The first thing to do is go and read the MSDN documentation for the control you are interested in; that would lead you to this page[^]. Scroll down until you reach the table entry for SS_EDITCONTROL, and you have a potential solution.
If you call Create() directly there's usually options for clipping and/or going to the next line. Usually if you have too long of a line it gets clipped automatically but it should still display something.
Also, make sure you actually have set the hight of the static control correctly, as there is no automatic expansion of its borders, or flow layout using HTML speak, if the text does not fit vertically.
Hello group. i have a very large c program with several hundreds of
structures. is there is a tool which could detect bad structure
Thanks & Regards Prasun
I think No.
Which editor are you using to code your C program? I'm using Visual Studio 2008 IDE. In that I've to select the block I want to format(by pressing SHIFT+ARROWKEY or using mouse),and then press CTRL+F to format.
I don't know, but Lint[^] comes to mind when dealing with static code analyses. Don't know if it can handle inefficient member alignment though. There is also a code analyzer in VS2010 if you have Ultimate edition.
You might end up in trouble trying to optimize for space like this, if the order of the members is used in any way in the program. Some C (and C++) programmers tend to take shortcuts once in awhile.
Just a word of warning.
Your memory will obvouisly grow when working with data since all this memory is most likely read into the memory, so nothing strange there in my opinion. However you are loading 50.000! items in a list and that is a bad practise for several reasons:
1) Performance, it slows down the application because it has to load 50000 items at once
2) Usability, A user will not be happy scrolling through 50.000 items. Give them filtering and paging
3) Memory, 50.000 items can consume a lot of memory.
So my suggestion: Limit the amount of data by implementing paging (somewhere between 20 and 50 items each time) and filtering.
Your argument is valid in principle, but you shouldn't base your it on the assumption that this list is actually being displayed to a user - there is no mention of such a thing.

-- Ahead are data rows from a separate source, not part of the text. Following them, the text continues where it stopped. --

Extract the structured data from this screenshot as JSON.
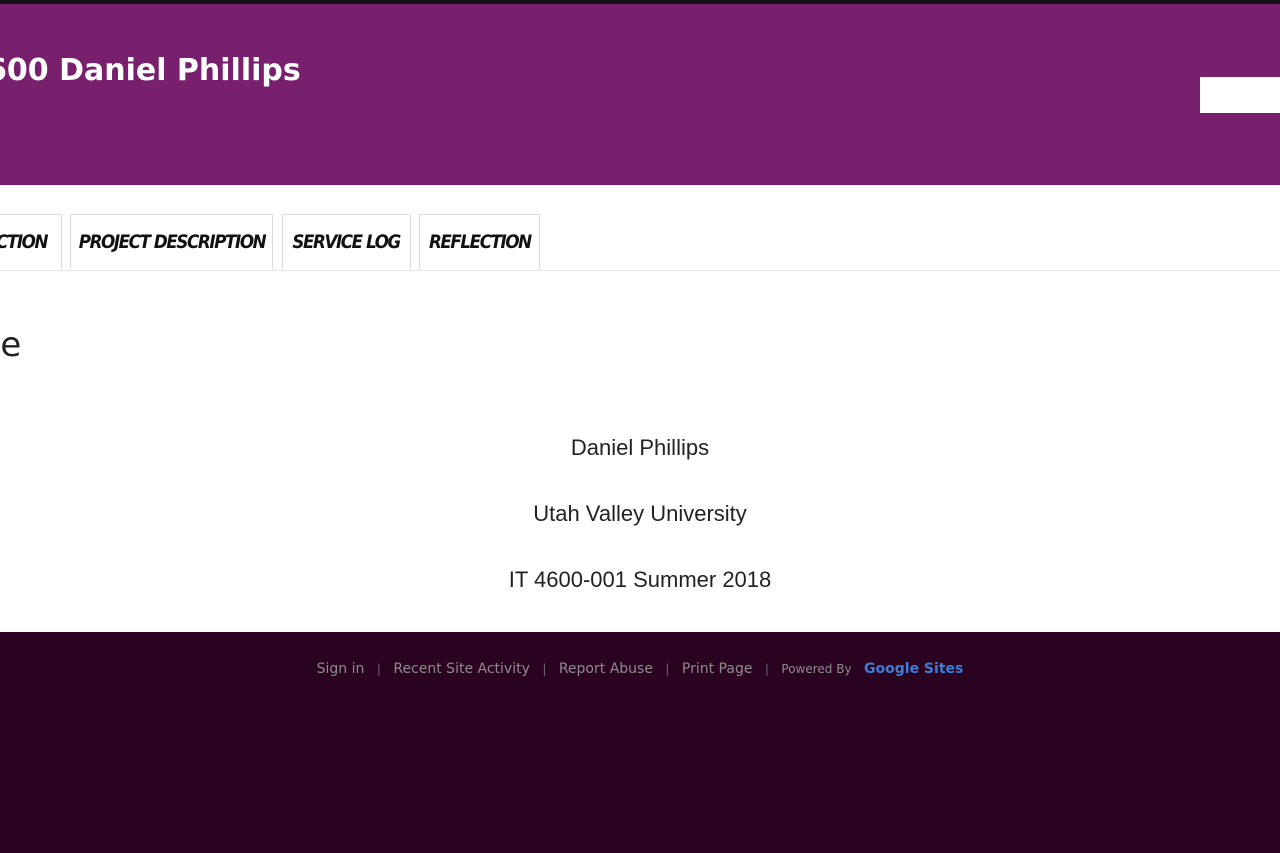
{
  "header": {
    "site_title": "600 Daniel Phillips"
  },
  "nav": {
    "tabs": [
      {
        "label": "ction"
      },
      {
        "label": "Project Description"
      },
      {
        "label": "Service Log"
      },
      {
        "label": "Reflection"
      }
    ]
  },
  "main": {
    "page_title": "age",
    "lines": [
      "Daniel Phillips",
      "Utah Valley University",
      "IT 4600-001 Summer 2018"
    ]
  },
  "footer": {
    "sign_in": "Sign in",
    "recent_activity": "Recent Site Activity",
    "report_abuse": "Report Abuse",
    "print_page": "Print Page",
    "separator": "|",
    "powered_by": "Powered By",
    "google_sites": "Google Sites"
  },
  "colors": {
    "header_bg": "#78206e",
    "footer_bg": "#2a0320",
    "link_accent": "#3d7ed8"
  }
}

In fact there may be no UI involved at all.
The only issue we know of so far is memory consumption. Paging is a solution, but whether a page should hold 20 or 20000 items depends on the actual problem.